Abstract: Maintenance is one of the critical areas in operations in which a careful balance between preventive costs and the effect of failures is required. Thanks to the increasing data availability, decision-makers can now use models to better estimate, evaluate, and achieve this balance. This work presents a maintenance scheduling model which considers prognostic information provided by a predictive system. In particular, we developed a prescriptive maintenance system based on run-to-failure signal segmentation and a Long Short Term Memory (LSTM) neural network. The LSTM network returns the prediction of the remaining useful life when a fault is present in a component. We incorporate such predictions and their inherent errors in a decision support system based on a stochastic optimization model, incorporating them via chance constraints. These constraints control the number of failed components and consider the physical distance between them to reduce sparsity and minimize the total maintenance cost. We show that this approach can compute solutions for relatively large instances in reasonable computational time through experimental results. Furthermore, the decision-maker can identify the correct operating point depending on the balance between costs and failure probability.
Keywords: Maintenance engineering; Costs; Predictive models; Logic gates: Licenses; Decision making; Upper bound; Prescriptive maintenance; chance constraints; remaining useful life; stochastic optimization; LSTM networks
Genco, F., & Gengo, G. (2021). Selection of energy matrix sources in Chile using a fuzzy logic decision approach. Energy Syst., 12(2), 411–429.
Abstract: Chile's 2050 energy policy ultimate goals are to produce a sustainable model of economic growth respectful of the environment where energy is produced efficiently and reliably. Renewable energy sources are considered the main drive for developing by 2050 at least 70% of the total energy in Chile. This study aims to provide a quantitative analysis for the selection of the most sustainable energy production methods using the compromise ranking method (VIKOR) that uses maximum group utility for the majority and a minimum of individual regret for the opponent. Since all evaluations are provided via intervals, the possible degree theory is used to compare them. Nine major criteria are critically used for this purpose and prioritized using analytical hierarchical process (AHP). Since Chile's energy production matrix still relies heavily on fossil fuels with major concerns of GHG emissions, all major potential energy sources in Chile are considered including ocean energy in addition to nuclear energy. This study shows that biomasses are the best compromise solution and that traditional and modern nuclear energy plants score consistently better than solar power. Large hydro power plants rank very high but in light of the social opposition present in the country, they might not be easy to build as hoped. Ocean power is far superior to geothermal energy and comparable to wind power and for this reason it should be considered together with nuclear power for the future Chilean energy matrix.

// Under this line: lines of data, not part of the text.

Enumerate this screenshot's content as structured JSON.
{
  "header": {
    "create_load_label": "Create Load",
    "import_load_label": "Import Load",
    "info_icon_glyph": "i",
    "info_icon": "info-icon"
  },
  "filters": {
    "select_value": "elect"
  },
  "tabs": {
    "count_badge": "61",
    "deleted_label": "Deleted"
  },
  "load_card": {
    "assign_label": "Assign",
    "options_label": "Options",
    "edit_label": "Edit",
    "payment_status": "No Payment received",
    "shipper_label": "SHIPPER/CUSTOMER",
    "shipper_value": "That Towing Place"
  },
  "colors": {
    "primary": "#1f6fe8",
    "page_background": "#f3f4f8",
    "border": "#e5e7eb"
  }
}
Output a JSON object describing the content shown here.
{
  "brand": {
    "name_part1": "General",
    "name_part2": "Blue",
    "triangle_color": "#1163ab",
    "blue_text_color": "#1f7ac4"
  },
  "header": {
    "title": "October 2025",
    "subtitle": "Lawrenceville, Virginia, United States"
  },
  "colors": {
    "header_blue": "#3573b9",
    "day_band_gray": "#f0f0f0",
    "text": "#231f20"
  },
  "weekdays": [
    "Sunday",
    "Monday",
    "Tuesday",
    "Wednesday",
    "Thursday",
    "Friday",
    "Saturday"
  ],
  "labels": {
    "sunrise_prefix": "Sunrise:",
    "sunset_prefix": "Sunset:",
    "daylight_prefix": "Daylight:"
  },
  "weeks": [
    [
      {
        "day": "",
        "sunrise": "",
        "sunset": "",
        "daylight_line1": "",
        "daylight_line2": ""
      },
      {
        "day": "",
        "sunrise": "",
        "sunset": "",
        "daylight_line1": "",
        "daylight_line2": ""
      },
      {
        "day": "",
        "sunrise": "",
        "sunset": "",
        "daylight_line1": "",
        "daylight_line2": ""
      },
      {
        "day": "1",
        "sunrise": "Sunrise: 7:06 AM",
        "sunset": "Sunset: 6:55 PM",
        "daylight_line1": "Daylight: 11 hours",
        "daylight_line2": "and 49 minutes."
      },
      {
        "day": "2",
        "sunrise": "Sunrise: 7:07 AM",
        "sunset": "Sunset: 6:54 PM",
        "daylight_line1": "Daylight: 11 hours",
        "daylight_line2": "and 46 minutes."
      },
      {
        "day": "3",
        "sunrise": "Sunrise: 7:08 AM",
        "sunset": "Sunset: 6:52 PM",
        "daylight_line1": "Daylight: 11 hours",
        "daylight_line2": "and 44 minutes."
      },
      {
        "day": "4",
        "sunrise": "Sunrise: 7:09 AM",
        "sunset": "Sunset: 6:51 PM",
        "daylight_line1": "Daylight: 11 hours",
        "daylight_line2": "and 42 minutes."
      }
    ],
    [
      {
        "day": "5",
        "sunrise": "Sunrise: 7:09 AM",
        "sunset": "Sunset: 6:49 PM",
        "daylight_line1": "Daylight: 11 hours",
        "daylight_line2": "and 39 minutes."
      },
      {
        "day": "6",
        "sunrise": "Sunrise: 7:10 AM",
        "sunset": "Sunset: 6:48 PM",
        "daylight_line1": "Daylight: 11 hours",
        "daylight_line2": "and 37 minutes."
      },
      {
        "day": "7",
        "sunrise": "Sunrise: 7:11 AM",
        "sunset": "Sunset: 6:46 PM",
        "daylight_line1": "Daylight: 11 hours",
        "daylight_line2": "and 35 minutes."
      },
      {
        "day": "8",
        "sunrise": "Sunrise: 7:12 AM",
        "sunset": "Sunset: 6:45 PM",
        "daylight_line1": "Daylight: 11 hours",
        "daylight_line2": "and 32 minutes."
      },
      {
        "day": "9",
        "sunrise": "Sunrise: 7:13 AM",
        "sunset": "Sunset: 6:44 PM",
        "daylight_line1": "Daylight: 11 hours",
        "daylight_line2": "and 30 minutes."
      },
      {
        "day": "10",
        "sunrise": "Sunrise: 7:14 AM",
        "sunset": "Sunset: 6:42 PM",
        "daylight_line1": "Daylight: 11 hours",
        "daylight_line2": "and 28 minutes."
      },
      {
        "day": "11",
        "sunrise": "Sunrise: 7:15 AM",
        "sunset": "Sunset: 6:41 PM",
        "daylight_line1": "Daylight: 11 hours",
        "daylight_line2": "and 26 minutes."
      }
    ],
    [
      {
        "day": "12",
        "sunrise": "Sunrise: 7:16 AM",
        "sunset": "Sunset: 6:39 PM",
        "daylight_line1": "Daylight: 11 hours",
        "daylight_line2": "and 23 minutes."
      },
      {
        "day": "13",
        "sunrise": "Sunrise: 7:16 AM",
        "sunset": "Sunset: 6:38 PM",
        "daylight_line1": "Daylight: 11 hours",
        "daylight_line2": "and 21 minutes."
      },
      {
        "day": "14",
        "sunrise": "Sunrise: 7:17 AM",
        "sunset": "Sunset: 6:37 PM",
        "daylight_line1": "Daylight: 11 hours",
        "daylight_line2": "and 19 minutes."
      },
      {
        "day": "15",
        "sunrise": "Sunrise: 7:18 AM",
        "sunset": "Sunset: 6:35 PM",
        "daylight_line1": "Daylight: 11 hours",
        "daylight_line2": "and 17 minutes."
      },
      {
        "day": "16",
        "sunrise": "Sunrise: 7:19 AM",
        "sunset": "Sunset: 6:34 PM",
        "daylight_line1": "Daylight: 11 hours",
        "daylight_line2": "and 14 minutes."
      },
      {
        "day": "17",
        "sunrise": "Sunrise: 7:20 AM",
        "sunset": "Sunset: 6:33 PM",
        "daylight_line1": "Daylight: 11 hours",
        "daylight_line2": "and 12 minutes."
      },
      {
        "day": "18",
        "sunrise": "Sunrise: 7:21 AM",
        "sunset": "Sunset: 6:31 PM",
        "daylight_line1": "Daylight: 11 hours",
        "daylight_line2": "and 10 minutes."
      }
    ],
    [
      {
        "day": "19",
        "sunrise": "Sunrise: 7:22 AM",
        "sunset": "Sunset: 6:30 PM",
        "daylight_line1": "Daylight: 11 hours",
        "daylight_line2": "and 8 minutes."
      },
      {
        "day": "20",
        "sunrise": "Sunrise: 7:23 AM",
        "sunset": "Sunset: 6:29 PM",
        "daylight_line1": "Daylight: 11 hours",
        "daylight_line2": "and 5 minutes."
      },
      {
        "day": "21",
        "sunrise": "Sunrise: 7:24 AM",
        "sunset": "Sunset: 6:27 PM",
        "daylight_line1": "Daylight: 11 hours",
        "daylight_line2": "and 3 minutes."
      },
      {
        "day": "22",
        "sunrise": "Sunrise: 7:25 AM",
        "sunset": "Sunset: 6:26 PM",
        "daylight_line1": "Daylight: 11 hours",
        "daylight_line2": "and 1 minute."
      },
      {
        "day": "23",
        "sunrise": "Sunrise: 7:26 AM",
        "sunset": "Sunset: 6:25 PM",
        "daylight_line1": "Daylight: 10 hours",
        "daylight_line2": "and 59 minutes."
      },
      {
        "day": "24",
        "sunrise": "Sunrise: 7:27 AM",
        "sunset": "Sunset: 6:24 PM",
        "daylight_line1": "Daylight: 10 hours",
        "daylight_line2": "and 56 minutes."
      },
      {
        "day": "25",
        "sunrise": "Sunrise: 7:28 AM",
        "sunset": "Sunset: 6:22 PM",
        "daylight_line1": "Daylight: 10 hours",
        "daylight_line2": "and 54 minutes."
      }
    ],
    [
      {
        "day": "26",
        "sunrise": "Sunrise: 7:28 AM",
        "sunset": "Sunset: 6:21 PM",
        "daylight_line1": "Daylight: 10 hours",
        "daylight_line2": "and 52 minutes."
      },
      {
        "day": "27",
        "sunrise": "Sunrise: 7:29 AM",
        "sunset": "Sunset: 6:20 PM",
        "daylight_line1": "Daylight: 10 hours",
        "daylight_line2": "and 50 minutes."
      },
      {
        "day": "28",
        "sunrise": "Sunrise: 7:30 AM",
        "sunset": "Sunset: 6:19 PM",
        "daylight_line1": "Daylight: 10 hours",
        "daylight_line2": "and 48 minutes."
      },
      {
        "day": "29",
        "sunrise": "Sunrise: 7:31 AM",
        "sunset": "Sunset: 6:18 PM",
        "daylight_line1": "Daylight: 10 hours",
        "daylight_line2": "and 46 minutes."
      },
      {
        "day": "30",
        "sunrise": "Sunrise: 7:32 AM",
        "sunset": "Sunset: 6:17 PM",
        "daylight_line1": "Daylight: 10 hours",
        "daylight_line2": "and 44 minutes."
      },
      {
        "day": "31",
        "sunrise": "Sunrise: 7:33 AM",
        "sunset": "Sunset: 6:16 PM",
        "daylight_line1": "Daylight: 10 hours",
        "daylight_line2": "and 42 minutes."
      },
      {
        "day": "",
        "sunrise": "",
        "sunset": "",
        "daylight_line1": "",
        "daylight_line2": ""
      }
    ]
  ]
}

Keywords: Multi-criteria decision making (MCDM); Chile 2050 Energy Policy; VIKOR method; Nuclear power; Fuzzy logic; Small modular reactors